• _Your instructions_
All of the entries should be restated word for word, but without their pictures.
===== Data provided =====
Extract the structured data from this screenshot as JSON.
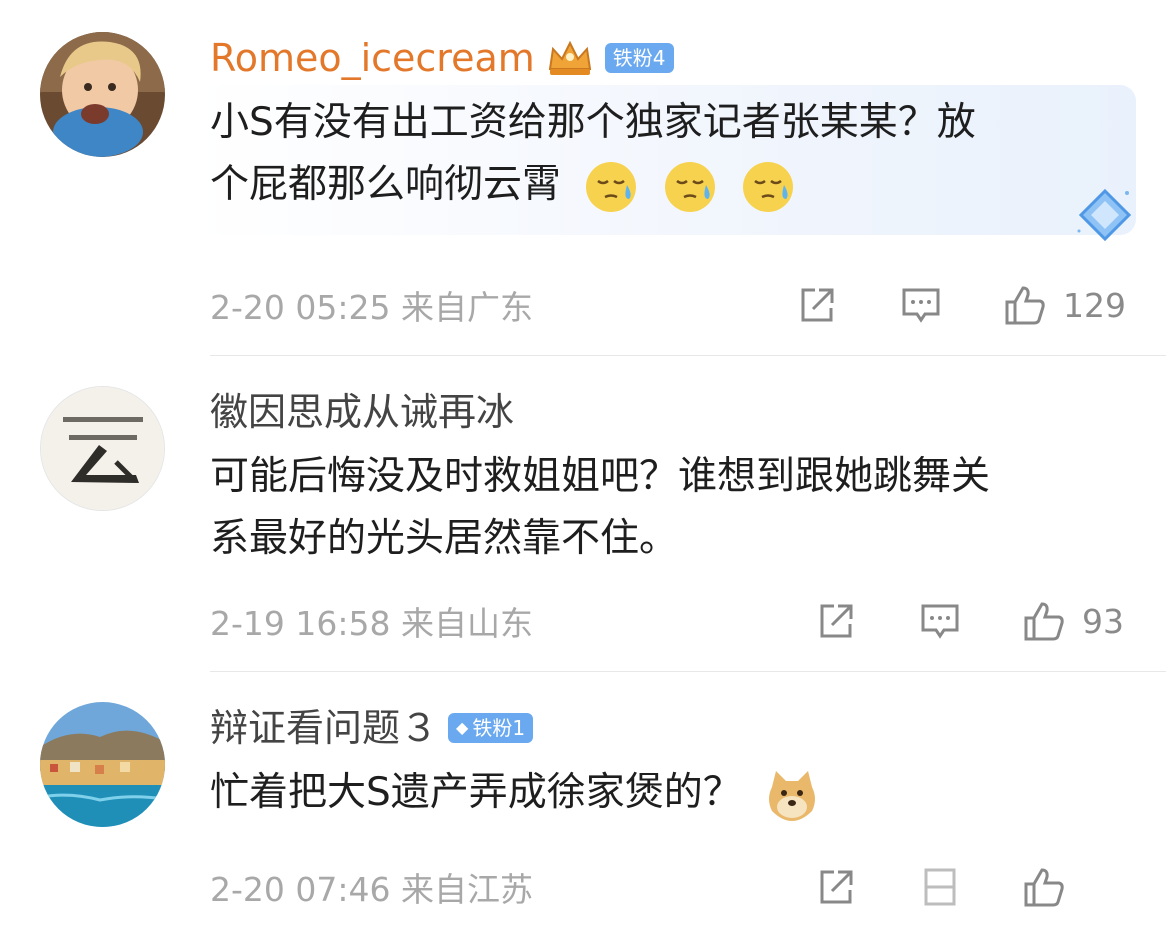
{
  "comments": [
    {
      "username": "Romeo_icecream",
      "badge": "铁粉4",
      "text_line1": "小S有没有出工资给那个独家记者张某某？放",
      "text_line2": "个屁都那么响彻云霄",
      "time": "2-20 05:25",
      "location": "来自广东",
      "likes": "129",
      "emoji": "sweat-face-emoji"
    },
    {
      "username": "徽因思成从诫再冰",
      "text_line1": "可能后悔没及时救姐姐吧？谁想到跟她跳舞关",
      "text_line2": "系最好的光头居然靠不住。",
      "time": "2-19 16:58",
      "location": "来自山东",
      "likes": "93"
    },
    {
      "username": "辩证看问题３",
      "badge": "铁粉1",
      "text_line1": "忙着把大S遗产弄成徐家煲的？",
      "time": "2-20 07:46",
      "location": "来自江苏",
      "likes": ""
    }
  ],
  "colors": {
    "vip_name": "#e3782b",
    "badge_bg": "#6aa9ef",
    "meta_gray": "#a8a8a8",
    "divider": "#e8e8e8"
  },
  "icons": [
    "share-icon",
    "comment-icon",
    "like-icon",
    "crown-icon",
    "diamond-badge-icon"
  ]
}
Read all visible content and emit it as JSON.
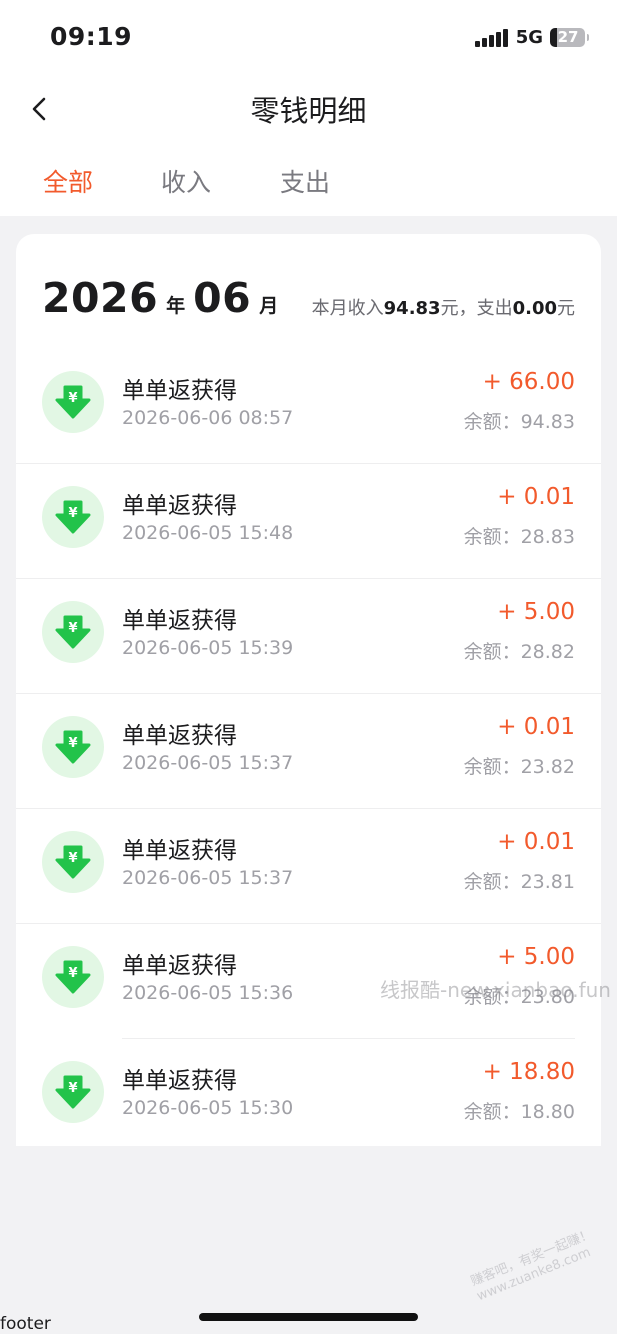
{
  "status_bar": {
    "time": "09:19",
    "network": "5G",
    "battery": "27"
  },
  "header": {
    "title": "零钱明细"
  },
  "tabs": [
    {
      "label": "全部",
      "active": true
    },
    {
      "label": "收入",
      "active": false
    },
    {
      "label": "支出",
      "active": false
    }
  ],
  "month": {
    "year": "2026",
    "year_unit": "年",
    "month": "06",
    "month_unit": "月",
    "income_prefix": "本月收入",
    "income": "94.83",
    "income_suffix": "元，支出",
    "expense": "0.00",
    "expense_suffix": "元"
  },
  "transactions": [
    {
      "name": "单单返获得",
      "time": "2026-06-06 08:57",
      "amount": "+ 66.00",
      "balance": "余额：94.83"
    },
    {
      "name": "单单返获得",
      "time": "2026-06-05 15:48",
      "amount": "+ 0.01",
      "balance": "余额：28.83"
    },
    {
      "name": "单单返获得",
      "time": "2026-06-05 15:39",
      "amount": "+ 5.00",
      "balance": "余额：28.82"
    },
    {
      "name": "单单返获得",
      "time": "2026-06-05 15:37",
      "amount": "+ 0.01",
      "balance": "余额：23.82"
    },
    {
      "name": "单单返获得",
      "time": "2026-06-05 15:37",
      "amount": "+ 0.01",
      "balance": "余额：23.81"
    },
    {
      "name": "单单返获得",
      "time": "2026-06-05 15:36",
      "amount": "+ 5.00",
      "balance": "余额：23.80"
    },
    {
      "name": "单单返获得",
      "time": "2026-06-05 15:30",
      "amount": "+ 18.80",
      "balance": "余额：18.80"
    }
  ],
  "watermark": "线报酷-new.xianbao.fun",
  "stamp": {
    "line1": "赚客吧，有奖一起赚！",
    "line2": "www.zuanke8.com"
  },
  "footer": "footer",
  "colors": {
    "accent": "#f25a2c",
    "income_icon_bg": "#e2f7e4",
    "income_icon": "#22c34a"
  },
  "icons": {
    "back": "chevron-left-icon",
    "transaction": "yuan-download-icon"
  }
}
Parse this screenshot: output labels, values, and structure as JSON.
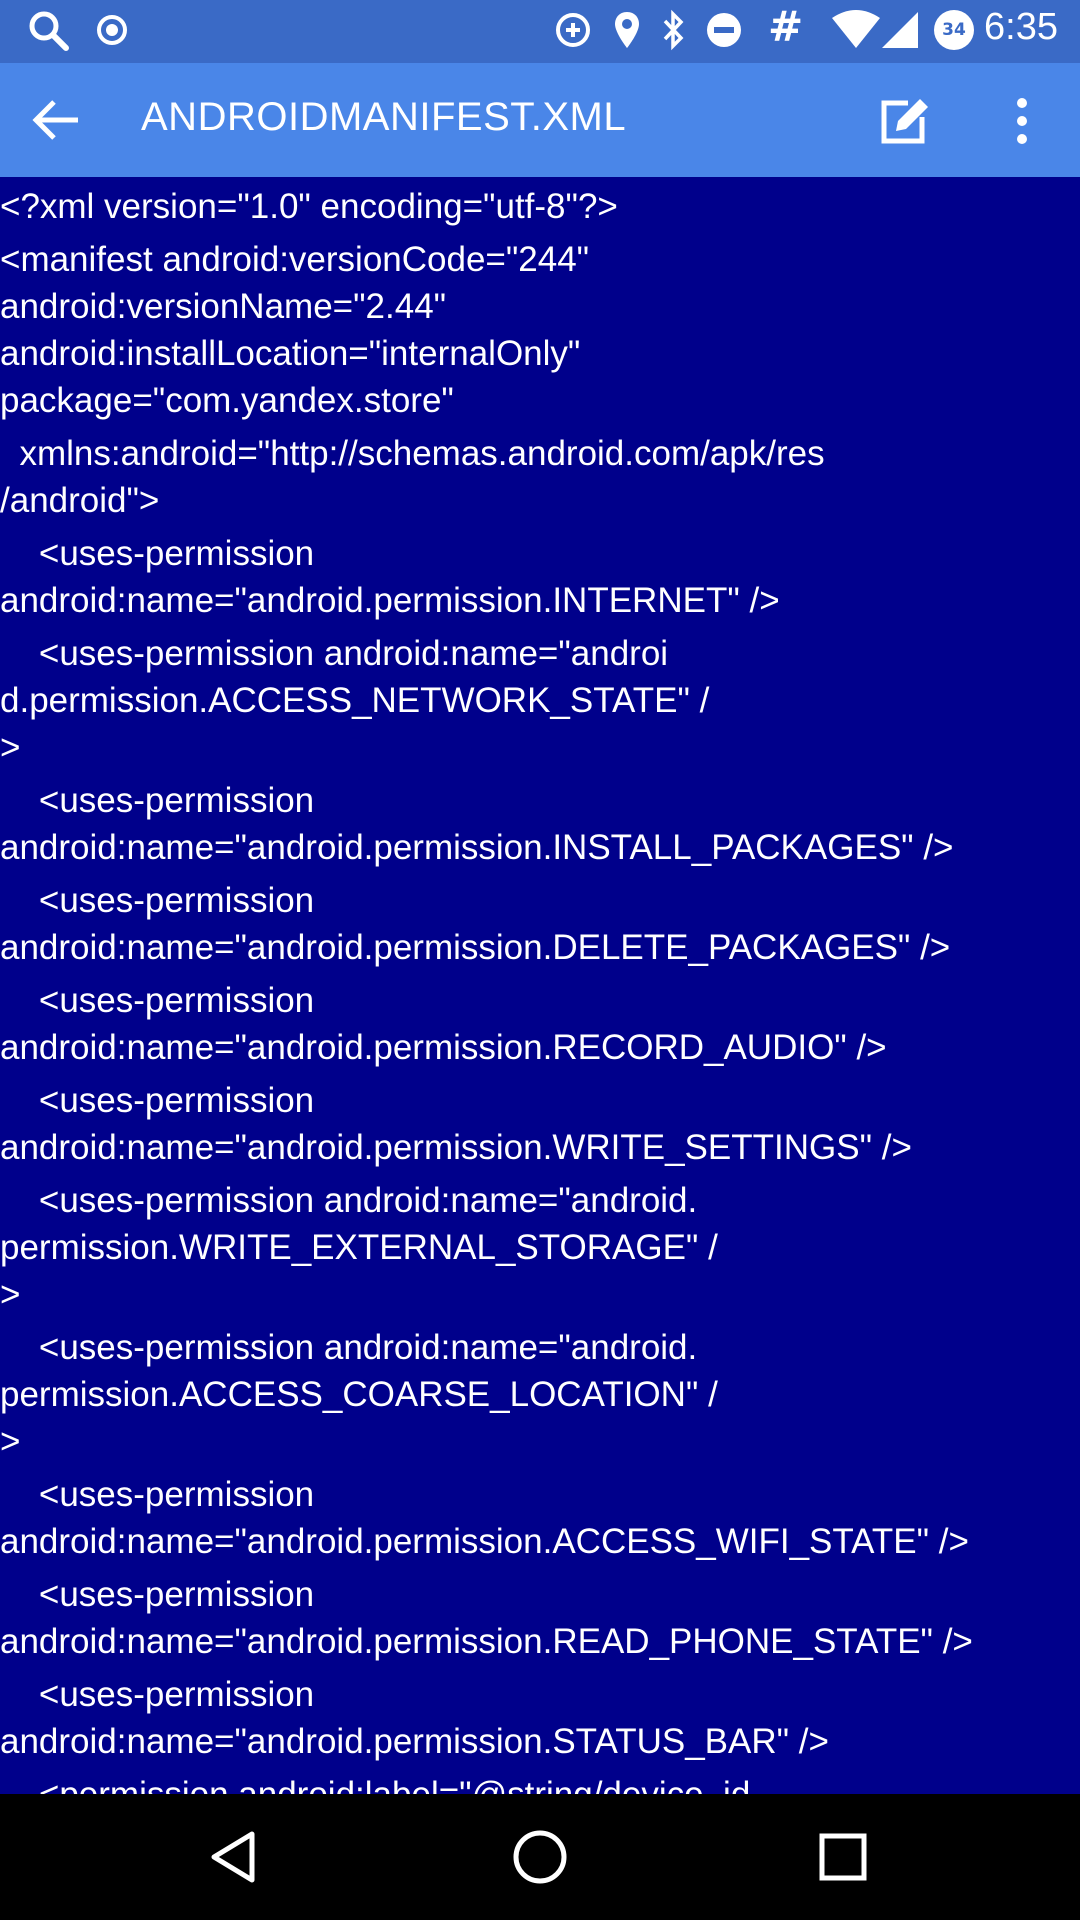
{
  "status_bar": {
    "time": "6:35",
    "battery_level": "34",
    "icons": [
      "search-icon",
      "record-icon",
      "data-saver-icon",
      "location-icon",
      "bluetooth-icon",
      "dnd-icon",
      "hash-icon",
      "wifi-icon",
      "signal-icon",
      "battery-icon"
    ]
  },
  "app_bar": {
    "title": "AndroidManifest.xml",
    "back_icon": "arrow-back-icon",
    "edit_icon": "edit-icon",
    "more_icon": "more-vert-icon"
  },
  "code": {
    "blocks": [
      [
        "<?xml version=\"1.0\" encoding=\"utf-8\"?>"
      ],
      [
        "<manifest android:versionCode=\"244\"",
        "android:versionName=\"2.44\"",
        "android:installLocation=\"internalOnly\"",
        "package=\"com.yandex.store\""
      ],
      [
        "  xmlns:android=\"http://schemas.android.com/apk/res",
        "/android\">"
      ],
      [
        "    <uses-permission",
        "android:name=\"android.permission.INTERNET\" />"
      ],
      [
        "    <uses-permission android:name=\"androi",
        "d.permission.ACCESS_NETWORK_STATE\" /",
        ">"
      ],
      [
        "    <uses-permission",
        "android:name=\"android.permission.INSTALL_PACKAGES\" />"
      ],
      [
        "    <uses-permission",
        "android:name=\"android.permission.DELETE_PACKAGES\" />"
      ],
      [
        "    <uses-permission",
        "android:name=\"android.permission.RECORD_AUDIO\" />"
      ],
      [
        "    <uses-permission",
        "android:name=\"android.permission.WRITE_SETTINGS\" />"
      ],
      [
        "    <uses-permission android:name=\"android.",
        "permission.WRITE_EXTERNAL_STORAGE\" /",
        ">"
      ],
      [
        "    <uses-permission android:name=\"android.",
        "permission.ACCESS_COARSE_LOCATION\" /",
        ">"
      ],
      [
        "    <uses-permission",
        "android:name=\"android.permission.ACCESS_WIFI_STATE\" />"
      ],
      [
        "    <uses-permission",
        "android:name=\"android.permission.READ_PHONE_STATE\" />"
      ],
      [
        "    <uses-permission",
        "android:name=\"android.permission.STATUS_BAR\" />"
      ],
      [
        "    <permission android:label=\"@string/device_id"
      ]
    ]
  },
  "nav_bar": {
    "back_icon": "nav-back-icon",
    "home_icon": "nav-home-icon",
    "recents_icon": "nav-recents-icon"
  },
  "colors": {
    "status_bar": "#3a6ac6",
    "app_bar": "#4a86e8",
    "content_bg": "#00008b",
    "text": "#ffffff",
    "nav_bar": "#000000"
  }
}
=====
• _Finished exercise_
Extract the structured data from this screenshot as JSON.
{
  "comments": [
    {
      "username": "Romeo_icecream",
      "badge": "铁粉4",
      "text_line1": "小S有没有出工资给那个独家记者张某某？放",
      "text_line2": "个屁都那么响彻云霄",
      "time": "2-20 05:25",
      "location": "来自广东",
      "likes": "129",
      "emoji": "sweat-face-emoji"
    },
    {
      "username": "徽因思成从诫再冰",
      "text_line1": "可能后悔没及时救姐姐吧？谁想到跟她跳舞关",
      "text_line2": "系最好的光头居然靠不住。",
      "time": "2-19 16:58",
      "location": "来自山东",
      "likes": "93"
    },
    {
      "username": "辩证看问题３",
      "badge": "铁粉1",
      "text_line1": "忙着把大S遗产弄成徐家煲的？",
      "time": "2-20 07:46",
      "location": "来自江苏",
      "likes": ""
    }
  ],
  "colors": {
    "vip_name": "#e3782b",
    "badge_bg": "#6aa9ef",
    "meta_gray": "#a8a8a8",
    "divider": "#e8e8e8"
  },
  "icons": [
    "share-icon",
    "comment-icon",
    "like-icon",
    "crown-icon",
    "diamond-badge-icon"
  ]
}
Read all visible content and emit it as JSON.
{
  "status_bar": {
    "time": "09:19",
    "network": "5G",
    "battery": "27"
  },
  "header": {
    "title": "零钱明细"
  },
  "tabs": [
    {
      "label": "全部",
      "active": true
    },
    {
      "label": "收入",
      "active": false
    },
    {
      "label": "支出",
      "active": false
    }
  ],
  "month": {
    "year": "2026",
    "year_unit": "年",
    "month": "06",
    "month_unit": "月",
    "income_prefix": "本月收入",
    "income": "94.83",
    "income_suffix": "元，支出",
    "expense": "0.00",
    "expense_suffix": "元"
  },
  "transactions": [
    {
      "name": "单单返获得",
      "time": "2026-06-06 08:57",
      "amount": "+ 66.00",
      "balance": "余额：94.83"
    },
    {
      "name": "单单返获得",
      "time": "2026-06-05 15:48",
      "amount": "+ 0.01",
      "balance": "余额：28.83"
    },
    {
      "name": "单单返获得",
      "time": "2026-06-05 15:39",
      "amount": "+ 5.00",
      "balance": "余额：28.82"
    },
    {
      "name": "单单返获得",
      "time": "2026-06-05 15:37",
      "amount": "+ 0.01",
      "balance": "余额：23.82"
    },
    {
      "name": "单单返获得",
      "time": "2026-06-05 15:37",
      "amount": "+ 0.01",
      "balance": "余额：23.81"
    },
    {
      "name": "单单返获得",
      "time": "2026-06-05 15:36",
      "amount": "+ 5.00",
      "balance": "余额：23.80"
    },
    {
      "name": "单单返获得",
      "time": "2026-06-05 15:30",
      "amount": "+ 18.80",
      "balance": "余额：18.80"
    }
  ],
  "watermark": "线报酷-new.xianbao.fun",
  "stamp": {
    "line1": "赚客吧，有奖一起赚！",
    "line2": "www.zuanke8.com"
  },
  "footer": "footer",
  "colors": {
    "accent": "#f25a2c",
    "income_icon_bg": "#e2f7e4",
    "income_icon": "#22c34a"
  },
  "icons": {
    "back": "chevron-left-icon",
    "transaction": "yuan-download-icon"
  }
}
Parse this screenshot: output labels, values, and structure as JSON.
{
  "status_bar": {
    "time": "6:35",
    "battery_level": "34",
    "icons": [
      "search-icon",
      "record-icon",
      "data-saver-icon",
      "location-icon",
      "bluetooth-icon",
      "dnd-icon",
      "hash-icon",
      "wifi-icon",
      "signal-icon",
      "battery-icon"
    ]
  },
  "app_bar": {
    "title": "AndroidManifest.xml",
    "back_icon": "arrow-back-icon",
    "edit_icon": "edit-icon",
    "more_icon": "more-vert-icon"
  },
  "code": {
    "blocks": [
      [
        "<?xml version=\"1.0\" encoding=\"utf-8\"?>"
      ],
      [
        "<manifest android:versionCode=\"244\"",
        "android:versionName=\"2.44\"",
        "android:installLocation=\"internalOnly\"",
        "package=\"com.yandex.store\""
      ],
      [
        "  xmlns:android=\"http://schemas.android.com/apk/res",
        "/android\">"
      ],
      [
        "    <uses-permission",
        "android:name=\"android.permission.INTERNET\" />"
      ],
      [
        "    <uses-permission android:name=\"androi",
        "d.permission.ACCESS_NETWORK_STATE\" /",
        ">"
      ],
      [
        "    <uses-permission",
        "android:name=\"android.permission.INSTALL_PACKAGES\" />"
      ],
      [
        "    <uses-permission",
        "android:name=\"android.permission.DELETE_PACKAGES\" />"
      ],
      [
        "    <uses-permission",
        "android:name=\"android.permission.RECORD_AUDIO\" />"
      ],
      [
        "    <uses-permission",
        "android:name=\"android.permission.WRITE_SETTINGS\" />"
      ],
      [
        "    <uses-permission android:name=\"android.",
        "permission.WRITE_EXTERNAL_STORAGE\" /",
        ">"
      ],
      [
        "    <uses-permission android:name=\"android.",
        "permission.ACCESS_COARSE_LOCATION\" /",
        ">"
      ],
      [
        "    <uses-permission",
        "android:name=\"android.permission.ACCESS_WIFI_STATE\" />"
      ],
      [
        "    <uses-permission",
        "android:name=\"android.permission.READ_PHONE_STATE\" />"
      ],
      [
        "    <uses-permission",
        "android:name=\"android.permission.STATUS_BAR\" />"
      ],
      [
        "    <permission android:label=\"@string/device_id"
      ]
    ]
  },
  "nav_bar": {
    "back_icon": "nav-back-icon",
    "home_icon": "nav-home-icon",
    "recents_icon": "nav-recents-icon"
  },
  "colors": {
    "status_bar": "#3a6ac6",
    "app_bar": "#4a86e8",
    "content_bg": "#00008b",
    "text": "#ffffff",
    "nav_bar": "#000000"
  }
}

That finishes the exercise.